AIM OF THE TASK:
Search the entries for the word "Taille". Copy every line that holds it.

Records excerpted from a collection

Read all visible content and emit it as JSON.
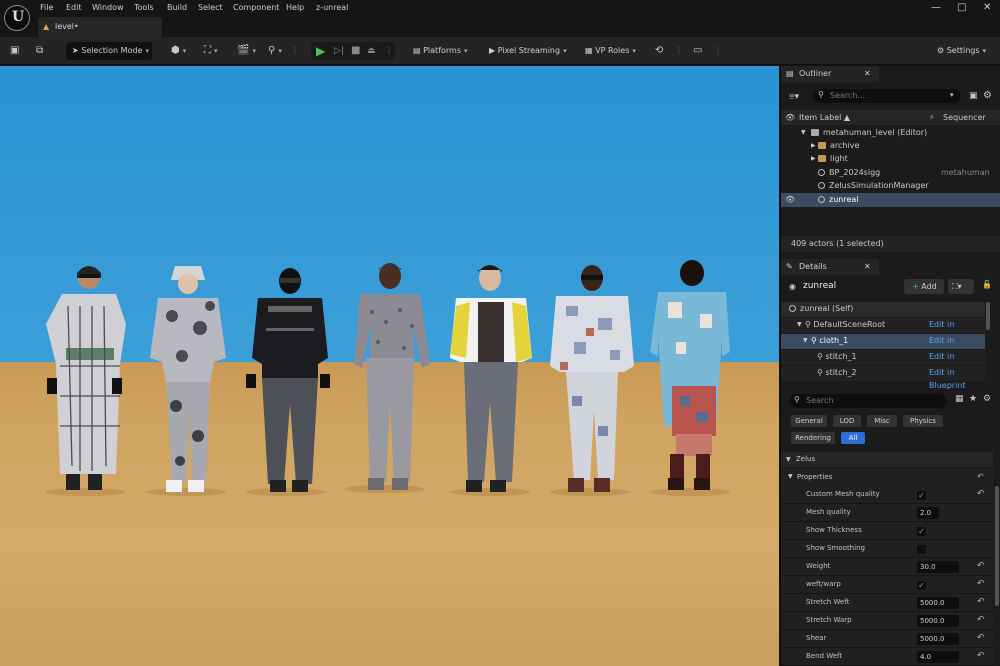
{
  "menu": [
    "File",
    "Edit",
    "Window",
    "Tools",
    "Build",
    "Select",
    "Component",
    "Help",
    "z-unreal"
  ],
  "document_tab": {
    "label": "level•"
  },
  "window_controls": {
    "minimize": "—",
    "maximize": "□",
    "close": "✕"
  },
  "toolbar": {
    "selection_mode": "Selection Mode",
    "platforms": "Platforms",
    "pixel_streaming": "Pixel Streaming",
    "vp_roles": "VP Roles",
    "settings": "Settings"
  },
  "outliner": {
    "tab_label": "Outliner",
    "search_placeholder": "Search...",
    "col_item_label": "Item Label ▲",
    "col_sequencer": "Sequencer",
    "items": [
      {
        "label": "metahuman_level (Editor)",
        "type": ""
      },
      {
        "label": "archive",
        "type": ""
      },
      {
        "label": "light",
        "type": ""
      },
      {
        "label": "BP_2024sigg",
        "type": "metahuman"
      },
      {
        "label": "ZelusSimulationManager",
        "type": ""
      },
      {
        "label": "zunreal",
        "type": ""
      }
    ],
    "status": "409 actors (1 selected)"
  },
  "details": {
    "tab_label": "Details",
    "actor_name": "zunreal",
    "add_label": "Add",
    "components": [
      {
        "label": "zunreal (Self)",
        "action": ""
      },
      {
        "label": "DefaultSceneRoot",
        "action": "Edit in Blueprint"
      },
      {
        "label": "cloth_1",
        "action": "Edit in Blueprint"
      },
      {
        "label": "stitch_1",
        "action": "Edit in Blueprint"
      },
      {
        "label": "stitch_2",
        "action": "Edit in Blueprint"
      }
    ],
    "search_placeholder": "Search",
    "filters": [
      "General",
      "LOD",
      "Misc",
      "Physics",
      "Rendering",
      "All"
    ],
    "section": "Zelus",
    "subsection": "Properties",
    "properties": [
      {
        "name": "Custom Mesh quality",
        "kind": "check",
        "value": "✓"
      },
      {
        "name": "Mesh quality",
        "kind": "num",
        "value": "2.0"
      },
      {
        "name": "Show Thickness",
        "kind": "check",
        "value": "✓"
      },
      {
        "name": "Show Smoothing",
        "kind": "check",
        "value": ""
      },
      {
        "name": "Weight",
        "kind": "num",
        "value": "30.0"
      },
      {
        "name": "weft/warp",
        "kind": "check",
        "value": "✓"
      },
      {
        "name": "Stretch Weft",
        "kind": "num",
        "value": "5000.0"
      },
      {
        "name": "Stretch Warp",
        "kind": "num",
        "value": "5000.0"
      },
      {
        "name": "Shear",
        "kind": "num",
        "value": "5000.0"
      },
      {
        "name": "Bend Weft",
        "kind": "num",
        "value": "4.0"
      }
    ]
  },
  "colors": {
    "accent_blue": "#4fa3ff",
    "selection": "#3a4b62",
    "play_green": "#4cc35a",
    "sky": "#2a93d3",
    "sand": "#d0a461"
  }
}
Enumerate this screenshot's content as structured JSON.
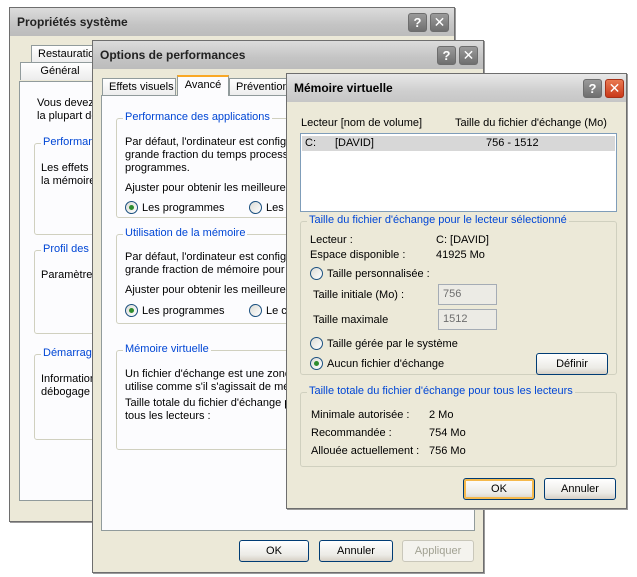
{
  "system_props": {
    "title": "Propriétés système",
    "tabs": [
      "Restauration",
      "Général"
    ],
    "intro": [
      "Vous devez",
      "la plupart de"
    ],
    "groups": [
      {
        "legend": "Performance",
        "lines": [
          "Les effets",
          "la mémoire"
        ]
      },
      {
        "legend": "Profil des u",
        "lines": [
          "Paramètre"
        ]
      },
      {
        "legend": "Démarrage",
        "lines": [
          "Information",
          "débogage"
        ]
      }
    ]
  },
  "perf_options": {
    "title": "Options de performances",
    "tabs": [
      "Effets visuels",
      "Avancé",
      "Prévention"
    ],
    "app_perf": {
      "legend": "Performance des applications",
      "desc": [
        "Par défaut, l'ordinateur est config",
        "grande fraction du temps process",
        "programmes."
      ],
      "adjust": "Ajuster pour obtenir les meilleures",
      "radio_programs": "Les programmes",
      "radio_other": "Les s"
    },
    "mem_usage": {
      "legend": "Utilisation de la mémoire",
      "desc": [
        "Par défaut, l'ordinateur est config",
        "grande fraction de mémoire pour"
      ],
      "adjust": "Ajuster pour obtenir les meilleures",
      "radio_programs": "Les programmes",
      "radio_other": "Le ca"
    },
    "virtual_mem": {
      "legend": "Mémoire virtuelle",
      "desc": [
        "Un fichier d'échange est une zone",
        "utilise comme s'il s'agissait de mé",
        "Taille totale du fichier d'échange p",
        "tous les lecteurs :"
      ]
    },
    "buttons": {
      "ok": "OK",
      "cancel": "Annuler",
      "apply": "Appliquer"
    }
  },
  "virt_mem": {
    "title": "Mémoire virtuelle",
    "col_drive": "Lecteur [nom de volume]",
    "col_size": "Taille du fichier d'échange (Mo)",
    "drives": [
      {
        "drive": "C:",
        "volume": "[DAVID]",
        "size": "756 - 1512"
      }
    ],
    "selected": {
      "legend": "Taille du fichier d'échange pour le lecteur sélectionné",
      "drive_label": "Lecteur :",
      "drive_value": "C:  [DAVID]",
      "space_label": "Espace disponible :",
      "space_value": "41925 Mo",
      "custom_label": "Taille personnalisée :",
      "initial_label": "Taille initiale (Mo) :",
      "initial_value": "756",
      "max_label": "Taille maximale",
      "max_value": "1512",
      "system_label": "Taille gérée par le système",
      "none_label": "Aucun fichier d'échange",
      "set_button": "Définir"
    },
    "total": {
      "legend": "Taille totale du fichier d'échange pour tous les lecteurs",
      "min_label": "Minimale autorisée :",
      "min_value": "2 Mo",
      "rec_label": "Recommandée :",
      "rec_value": "754 Mo",
      "alloc_label": "Allouée actuellement :",
      "alloc_value": "756 Mo"
    },
    "buttons": {
      "ok": "OK",
      "cancel": "Annuler"
    }
  },
  "titlebar_buttons": {
    "help": "?",
    "close": "✕"
  }
}
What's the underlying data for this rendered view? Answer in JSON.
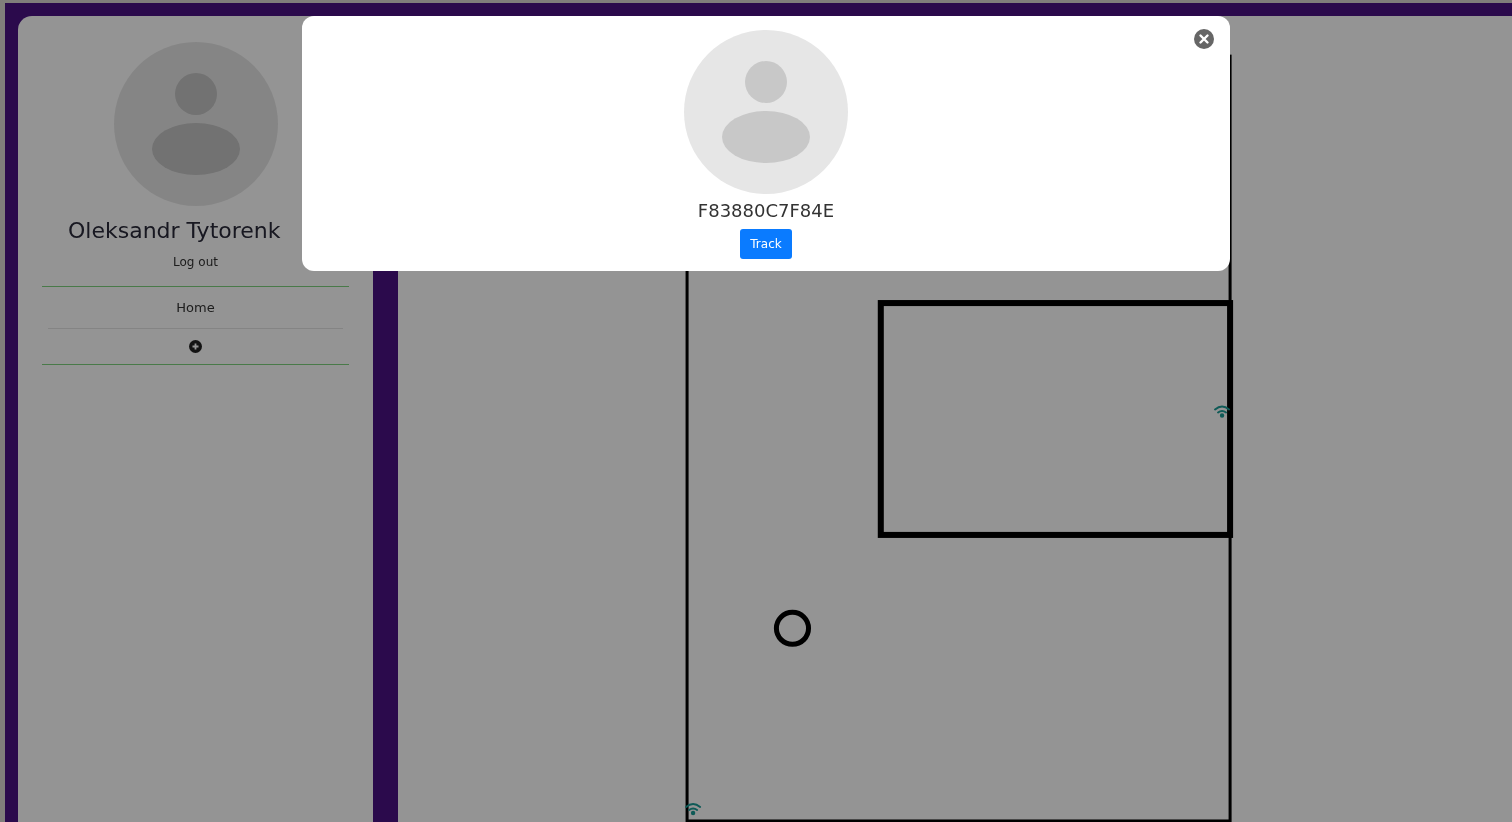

ANSWER TO THE EXERCISE:
        "Taille totale du fichier d'échange p",
    "col_size": "Taille du fichier d'échange (Mo)",
      "legend": "Taille du fichier d'échange pour le lecteur sélectionné",
      "custom_label": "Taille personnalisée :",
      "initial_label": "Taille initiale (Mo) :",
      "max_label": "Taille maximale",
      "system_label": "Taille gérée par le système",
      "legend": "Taille totale du fichier d'échange pour tous les lecteurs",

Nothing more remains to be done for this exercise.